=== Supplied records ===
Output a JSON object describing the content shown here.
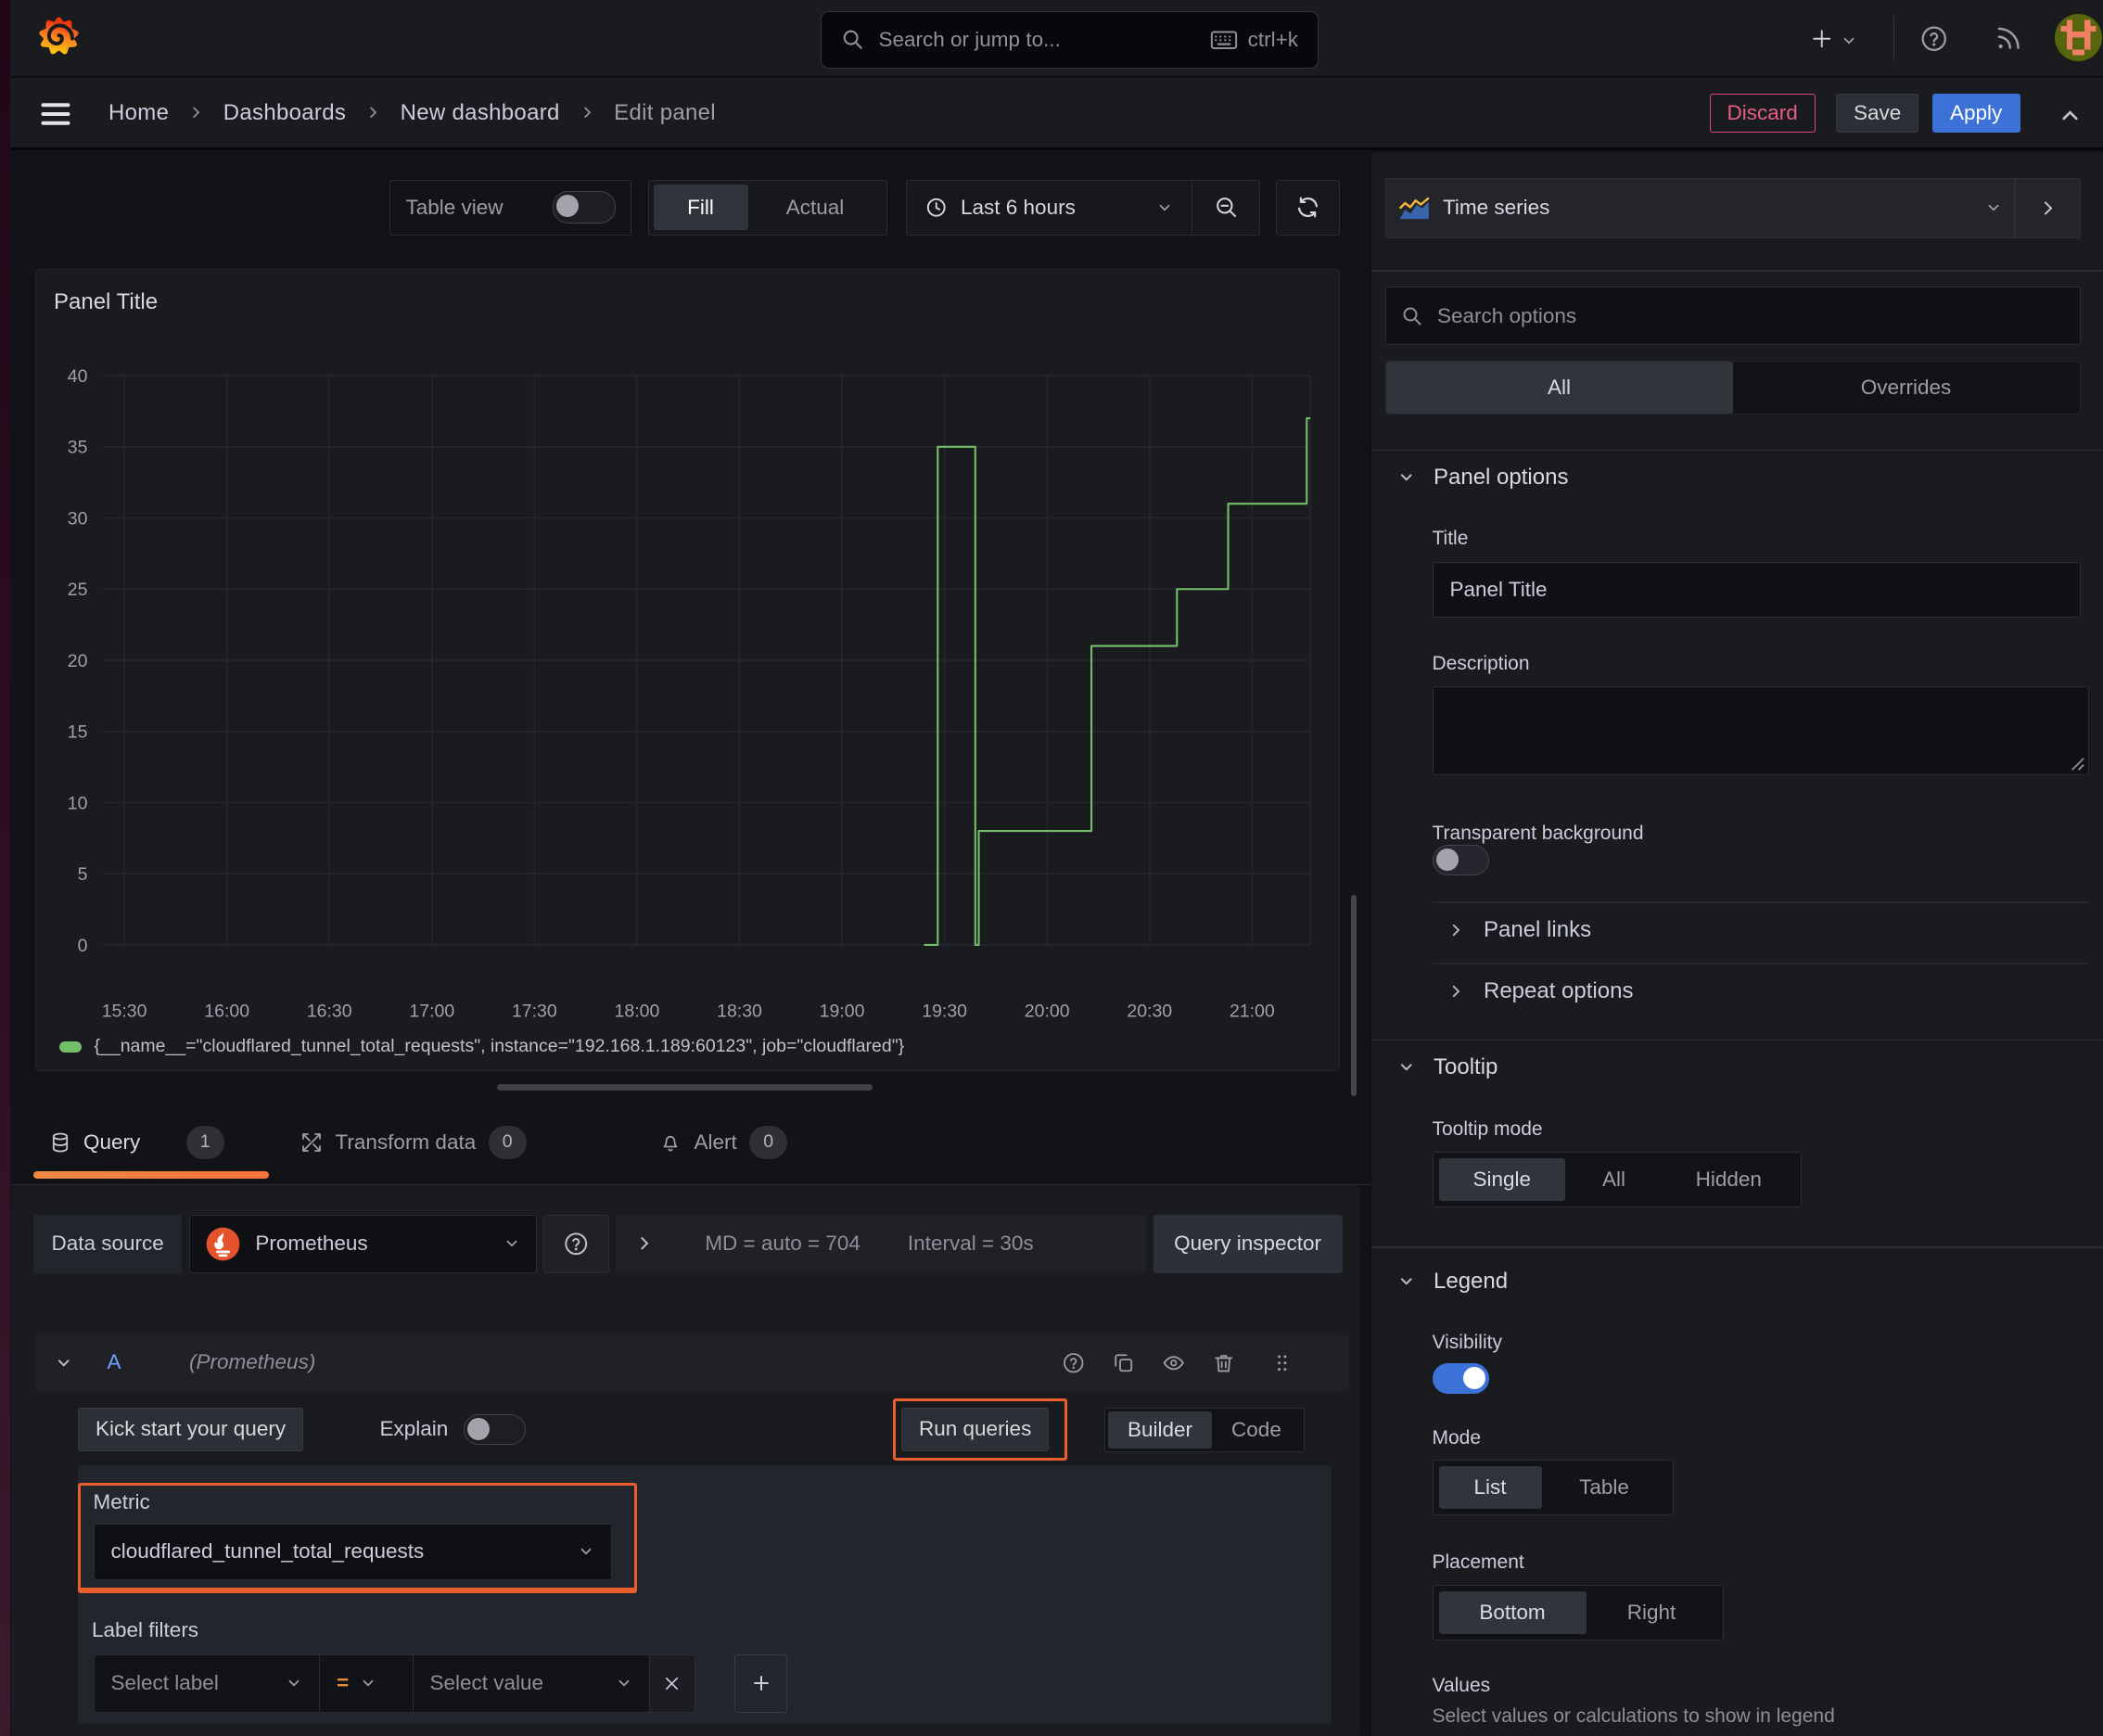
{
  "topbar": {
    "search_placeholder": "Search or jump to...",
    "search_shortcut": "ctrl+k"
  },
  "breadcrumb": {
    "items": [
      "Home",
      "Dashboards",
      "New dashboard",
      "Edit panel"
    ]
  },
  "actions": {
    "discard": "Discard",
    "save": "Save",
    "apply": "Apply"
  },
  "toolbar": {
    "table_view": "Table view",
    "fill": "Fill",
    "actual": "Actual",
    "time_range": "Last 6 hours"
  },
  "panel": {
    "title": "Panel Title",
    "legend": "{__name__=\"cloudflared_tunnel_total_requests\", instance=\"192.168.1.189:60123\", job=\"cloudflared\"}"
  },
  "chart_data": {
    "type": "line",
    "step": true,
    "grid": true,
    "legend_position": "bottom",
    "title": "Panel Title",
    "xlabel": "",
    "ylabel": "",
    "x_ticks": [
      "15:30",
      "16:00",
      "16:30",
      "17:00",
      "17:30",
      "18:00",
      "18:30",
      "19:00",
      "19:30",
      "20:00",
      "20:30",
      "21:00"
    ],
    "y_ticks": [
      0,
      5,
      10,
      15,
      20,
      25,
      30,
      35,
      40
    ],
    "ylim": [
      0,
      42.5
    ],
    "x_range_minutes": 347,
    "series": [
      {
        "name": "{__name__=\"cloudflared_tunnel_total_requests\", instance=\"192.168.1.189:60123\", job=\"cloudflared\"}",
        "color": "#73bf69",
        "points": [
          [
            "19:24",
            0
          ],
          [
            "19:28",
            0
          ],
          [
            "19:28",
            35
          ],
          [
            "19:39",
            35
          ],
          [
            "19:39",
            0
          ],
          [
            "19:40",
            0
          ],
          [
            "19:40",
            8
          ],
          [
            "20:13",
            8
          ],
          [
            "20:13",
            21
          ],
          [
            "20:38",
            21
          ],
          [
            "20:38",
            25
          ],
          [
            "20:53",
            25
          ],
          [
            "20:53",
            31
          ],
          [
            "21:16",
            31
          ],
          [
            "21:16",
            37
          ],
          [
            "21:17",
            37
          ]
        ]
      }
    ]
  },
  "query": {
    "tabs": [
      {
        "label": "Query",
        "badge": "1"
      },
      {
        "label": "Transform data",
        "badge": "0"
      },
      {
        "label": "Alert",
        "badge": "0"
      }
    ],
    "datasource_label": "Data source",
    "datasource": "Prometheus",
    "stats": "MD = auto = 704",
    "interval": "Interval = 30s",
    "inspector": "Query inspector",
    "row_letter": "A",
    "row_ds": "(Prometheus)",
    "kick_start": "Kick start your query",
    "explain": "Explain",
    "run": "Run queries",
    "builder": "Builder",
    "code": "Code",
    "metric_label": "Metric",
    "metric_value": "cloudflared_tunnel_total_requests",
    "label_filters": "Label filters",
    "select_label": "Select label",
    "eq": "=",
    "select_value": "Select value"
  },
  "options": {
    "viz": "Time series",
    "search_placeholder": "Search options",
    "tab_all": "All",
    "tab_overrides": "Overrides",
    "panel_options": "Panel options",
    "title_label": "Title",
    "title_value": "Panel Title",
    "description": "Description",
    "transparent": "Transparent background",
    "panel_links": "Panel links",
    "repeat": "Repeat options",
    "tooltip": "Tooltip",
    "tooltip_mode": "Tooltip mode",
    "mode_single": "Single",
    "mode_all": "All",
    "mode_hidden": "Hidden",
    "legend": "Legend",
    "visibility": "Visibility",
    "mode": "Mode",
    "list": "List",
    "table": "Table",
    "placement": "Placement",
    "bottom": "Bottom",
    "right": "Right",
    "values": "Values",
    "values_hint": "Select values or calculations to show in legend"
  }
}
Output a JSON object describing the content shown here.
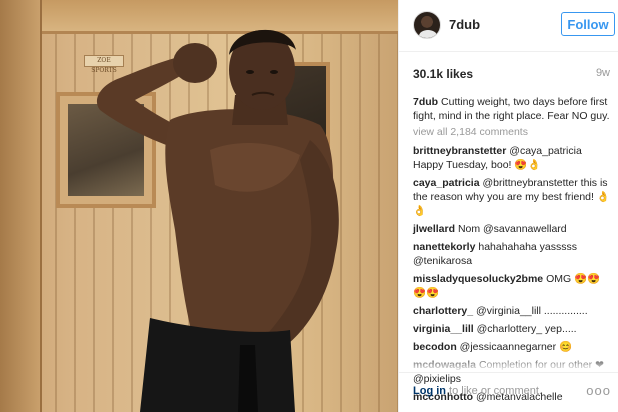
{
  "post": {
    "username": "7dub",
    "follow_label": "Follow",
    "likes": "30.1k likes",
    "time_ago": "9w",
    "plaque_text": "ZOE SPORTS",
    "caption": {
      "user": "7dub",
      "text": "Cutting weight, two days before first fight, mind in the right place. Fear NO guy."
    },
    "view_all": "view all 2,184 comments",
    "comments": [
      {
        "user": "brittneybranstetter",
        "text": "@caya_patricia Happy Tuesday, boo! 😍👌"
      },
      {
        "user": "caya_patricia",
        "text": "@brittneybranstetter this is the reason why you are my best friend! 👌👌"
      },
      {
        "user": "jlwellard",
        "text": "Nom @savannawellard"
      },
      {
        "user": "nanettekorly",
        "text": "hahahahaha yasssss @tenikarosa"
      },
      {
        "user": "missladyquesolucky2bme",
        "text": "OMG 😍😍😍😍"
      },
      {
        "user": "charlottery_",
        "text": "@virginia__lill ..............."
      },
      {
        "user": "virginia__lill",
        "text": "@charlottery_ yep....."
      },
      {
        "user": "becodon",
        "text": "@jessicaannegarner 😊"
      },
      {
        "user": "mcdowagala",
        "text": "Completion for our other ❤ @pixielips"
      },
      {
        "user": "mcconhotto",
        "text": "@metanvalachelle"
      }
    ],
    "footer": {
      "login_link": "Log in",
      "login_rest": " to like or comment.",
      "more_icon": "more-options-icon",
      "more_glyph": "ooo"
    }
  },
  "colors": {
    "accent": "#3897f0",
    "text": "#262626",
    "muted": "#999999",
    "heart": "#e0245e"
  }
}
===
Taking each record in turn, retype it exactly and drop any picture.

Output a JSON object describing the content shown here.
{
  "topbar": {
    "search_placeholder": "Search or jump to...",
    "search_shortcut": "ctrl+k"
  },
  "breadcrumb": {
    "items": [
      "Home",
      "Dashboards",
      "New dashboard",
      "Edit panel"
    ]
  },
  "actions": {
    "discard": "Discard",
    "save": "Save",
    "apply": "Apply"
  },
  "toolbar": {
    "table_view": "Table view",
    "fill": "Fill",
    "actual": "Actual",
    "time_range": "Last 6 hours"
  },
  "panel": {
    "title": "Panel Title",
    "legend": "{__name__=\"cloudflared_tunnel_total_requests\", instance=\"192.168.1.189:60123\", job=\"cloudflared\"}"
  },
  "chart_data": {
    "type": "line",
    "step": true,
    "grid": true,
    "legend_position": "bottom",
    "title": "Panel Title",
    "xlabel": "",
    "ylabel": "",
    "x_ticks": [
      "15:30",
      "16:00",
      "16:30",
      "17:00",
      "17:30",
      "18:00",
      "18:30",
      "19:00",
      "19:30",
      "20:00",
      "20:30",
      "21:00"
    ],
    "y_ticks": [
      0,
      5,
      10,
      15,
      20,
      25,
      30,
      35,
      40
    ],
    "ylim": [
      0,
      42.5
    ],
    "x_range_minutes": 347,
    "series": [
      {
        "name": "{__name__=\"cloudflared_tunnel_total_requests\", instance=\"192.168.1.189:60123\", job=\"cloudflared\"}",
        "color": "#73bf69",
        "points": [
          [
            "19:24",
            0
          ],
          [
            "19:28",
            0
          ],
          [
            "19:28",
            35
          ],
          [
            "19:39",
            35
          ],
          [
            "19:39",
            0
          ],
          [
            "19:40",
            0
          ],
          [
            "19:40",
            8
          ],
          [
            "20:13",
            8
          ],
          [
            "20:13",
            21
          ],
          [
            "20:38",
            21
          ],
          [
            "20:38",
            25
          ],
          [
            "20:53",
            25
          ],
          [
            "20:53",
            31
          ],
          [
            "21:16",
            31
          ],
          [
            "21:16",
            37
          ],
          [
            "21:17",
            37
          ]
        ]
      }
    ]
  },
  "query": {
    "tabs": [
      {
        "label": "Query",
        "badge": "1"
      },
      {
        "label": "Transform data",
        "badge": "0"
      },
      {
        "label": "Alert",
        "badge": "0"
      }
    ],
    "datasource_label": "Data source",
    "datasource": "Prometheus",
    "stats": "MD = auto = 704",
    "interval": "Interval = 30s",
    "inspector": "Query inspector",
    "row_letter": "A",
    "row_ds": "(Prometheus)",
    "kick_start": "Kick start your query",
    "explain": "Explain",
    "run": "Run queries",
    "builder": "Builder",
    "code": "Code",
    "metric_label": "Metric",
    "metric_value": "cloudflared_tunnel_total_requests",
    "label_filters": "Label filters",
    "select_label": "Select label",
    "eq": "=",
    "select_value": "Select value"
  },
  "options": {
    "viz": "Time series",
    "search_placeholder": "Search options",
    "tab_all": "All",
    "tab_overrides": "Overrides",
    "panel_options": "Panel options",
    "title_label": "Title",
    "title_value": "Panel Title",
    "description": "Description",
    "transparent": "Transparent background",
    "panel_links": "Panel links",
    "repeat": "Repeat options",
    "tooltip": "Tooltip",
    "tooltip_mode": "Tooltip mode",
    "mode_single": "Single",
    "mode_all": "All",
    "mode_hidden": "Hidden",
    "legend": "Legend",
    "visibility": "Visibility",
    "mode": "Mode",
    "list": "List",
    "table": "Table",
    "placement": "Placement",
    "bottom": "Bottom",
    "right": "Right",
    "values": "Values",
    "values_hint": "Select values or calculations to show in legend"
  }
}
Output a JSON object describing the content shown here.
{
  "post": {
    "username": "7dub",
    "follow_label": "Follow",
    "likes": "30.1k likes",
    "time_ago": "9w",
    "plaque_text": "ZOE SPORTS",
    "caption": {
      "user": "7dub",
      "text": "Cutting weight, two days before first fight, mind in the right place. Fear NO guy."
    },
    "view_all": "view all 2,184 comments",
    "comments": [
      {
        "user": "brittneybranstetter",
        "text": "@caya_patricia Happy Tuesday, boo! 😍👌"
      },
      {
        "user": "caya_patricia",
        "text": "@brittneybranstetter this is the reason why you are my best friend! 👌👌"
      },
      {
        "user": "jlwellard",
        "text": "Nom @savannawellard"
      },
      {
        "user": "nanettekorly",
        "text": "hahahahaha yasssss @tenikarosa"
      },
      {
        "user": "missladyquesolucky2bme",
        "text": "OMG 😍😍😍😍"
      },
      {
        "user": "charlottery_",
        "text": "@virginia__lill ..............."
      },
      {
        "user": "virginia__lill",
        "text": "@charlottery_ yep....."
      },
      {
        "user": "becodon",
        "text": "@jessicaannegarner 😊"
      },
      {
        "user": "mcdowagala",
        "text": "Completion for our other ❤ @pixielips"
      },
      {
        "user": "mcconhotto",
        "text": "@metanvalachelle"
      }
    ],
    "footer": {
      "login_link": "Log in",
      "login_rest": " to like or comment.",
      "more_icon": "more-options-icon",
      "more_glyph": "ooo"
    }
  },
  "colors": {
    "accent": "#3897f0",
    "text": "#262626",
    "muted": "#999999",
    "heart": "#e0245e"
  }
}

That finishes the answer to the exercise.